- Later, the kidneys lose their ability to excrete the acid produced by the body normally, and the blood becomes more acidic, a condition called acidosis.
- The production of red blood cells decreases, leading to anaemia.
- arms, and legs. High uric acid levels can sometimes lead to gout.
- Diseased kidneys produce hormones that increase blood pressure. Also, a diseased kidney is unable to excrete excess salt and water. The pockets surrounding the heart (pericardium) can swell ( pericarditis ).
- Triglyceride levels in the blood are often elevated, increasing the risk of atherosclerosis in addition to high blood pressure.
- The prolonged existence of certain conditions following chronic kidney disease can impede the formation and maintenance of bone tissue (elongated bone dysplasia). These abnormalities include high levels of parathyroid hormone, low blood calcitriol (the active form of vitamin D ), inhibition of calcium absorption, and high blood phosphate levels. Renal osteogenesis disorder can lead to bone pain and an increased risk of fractures.
Symptoms usually appear very slowly. Symptoms progress as kidney failure progresses and metabolic waste products accumulate in the blood.
Mild to moderate loss of renal function can cause only mild symptoms, such as the need to urinate several times at night (nocturia). Nocturia occurs because the kidneys are unable to absorb water from the urine, resulting in decreased urine volume and increased concentration, which usually occurs in the middle of the night.
As kidney function worsens and more metabolic waste products accumulate in the blood, you may feel tired, your body generally weakens, and you may become less mentally alert. Some people experience loss of appetite or difficulty breathing. Anemia also contributes to fatigue and systemic weakness.
The buildup of metabolic waste products can also lead to loss of appetite, nausea, vomiting, and an unpleasant taste in the mouth, which can lead to malnutrition and weight loss.

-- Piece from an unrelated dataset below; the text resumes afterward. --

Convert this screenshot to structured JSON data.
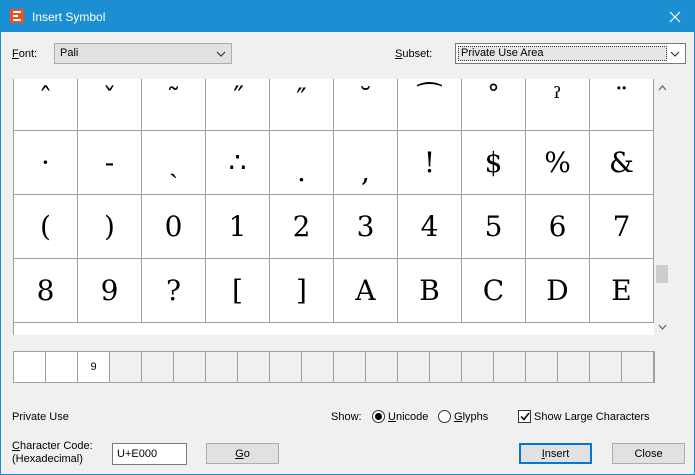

People with chronic kidney disease tend to bruise easily or bleed for an unusually long period, usually after amputation or other injuries. Chronic kidney disease also reduces the body’s ability to fight infection. Gout causes acute arthritis with joint pain and swelling.
Severe kidney failure causes higher levels of metabolic waste products to accumulate in the blood. Muscle and nerve damage can cause muscle contraction, muscle weakness, cramps, and pain. In addition, you may feel a pinch with a needle in your limbs and you may lose sensation in certain areas of the body. These people may have restless legs syndrome. Encephalopathy, in which the brain is not functioning properly, can follow, leading to confusion, drowsiness, and seizures.
Heart failure can cause breathing difficulties. Body swelling, especially leg swelling, may occur. Pericarditis can cause chest pain and low blood pressure. People with advanced chronic kidney disease often develop gastrointestinal ulcers and bleeding. The skin can turn a tan, and sometimes the urea concentration is too high, crystallizing from sweat, forming a white powder on the skin. Some people with chronic kidney disease have a whole body itchy. Breathing odour can also be unpleasant.